[[ LISTED RECORDS open ]]

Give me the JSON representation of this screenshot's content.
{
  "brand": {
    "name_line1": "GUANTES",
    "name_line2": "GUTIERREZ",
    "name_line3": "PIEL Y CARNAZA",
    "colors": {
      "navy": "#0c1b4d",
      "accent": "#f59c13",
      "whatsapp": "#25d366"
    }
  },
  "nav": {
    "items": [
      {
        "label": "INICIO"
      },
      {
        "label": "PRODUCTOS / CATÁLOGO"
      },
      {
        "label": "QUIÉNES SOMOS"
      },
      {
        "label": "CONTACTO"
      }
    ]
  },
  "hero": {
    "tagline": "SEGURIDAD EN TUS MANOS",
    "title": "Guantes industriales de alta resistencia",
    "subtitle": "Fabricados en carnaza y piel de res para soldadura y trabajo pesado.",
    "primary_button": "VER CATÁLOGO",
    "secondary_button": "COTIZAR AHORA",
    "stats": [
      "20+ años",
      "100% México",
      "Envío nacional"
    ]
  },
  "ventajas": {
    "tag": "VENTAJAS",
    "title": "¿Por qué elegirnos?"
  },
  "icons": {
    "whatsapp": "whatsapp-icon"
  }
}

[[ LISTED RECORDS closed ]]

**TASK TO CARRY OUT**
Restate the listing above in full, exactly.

**ANSWER SECTION**
Give me the JSON representation of this screenshot's content.
{
  "brand": {
    "name_line1": "GUANTES",
    "name_line2": "GUTIERREZ",
    "name_line3": "PIEL Y CARNAZA",
    "colors": {
      "navy": "#0c1b4d",
      "accent": "#f59c13",
      "whatsapp": "#25d366"
    }
  },
  "nav": {
    "items": [
      {
        "label": "INICIO"
      },
      {
        "label": "PRODUCTOS / CATÁLOGO"
      },
      {
        "label": "QUIÉNES SOMOS"
      },
      {
        "label": "CONTACTO"
      }
    ]
  },
  "hero": {
    "tagline": "SEGURIDAD EN TUS MANOS",
    "title": "Guantes industriales de alta resistencia",
    "subtitle": "Fabricados en carnaza y piel de res para soldadura y trabajo pesado.",
    "primary_button": "VER CATÁLOGO",
    "secondary_button": "COTIZAR AHORA",
    "stats": [
      "20+ años",
      "100% México",
      "Envío nacional"
    ]
  },
  "ventajas": {
    "tag": "VENTAJAS",
    "title": "¿Por qué elegirnos?"
  },
  "icons": {
    "whatsapp": "whatsapp-icon"
  }
}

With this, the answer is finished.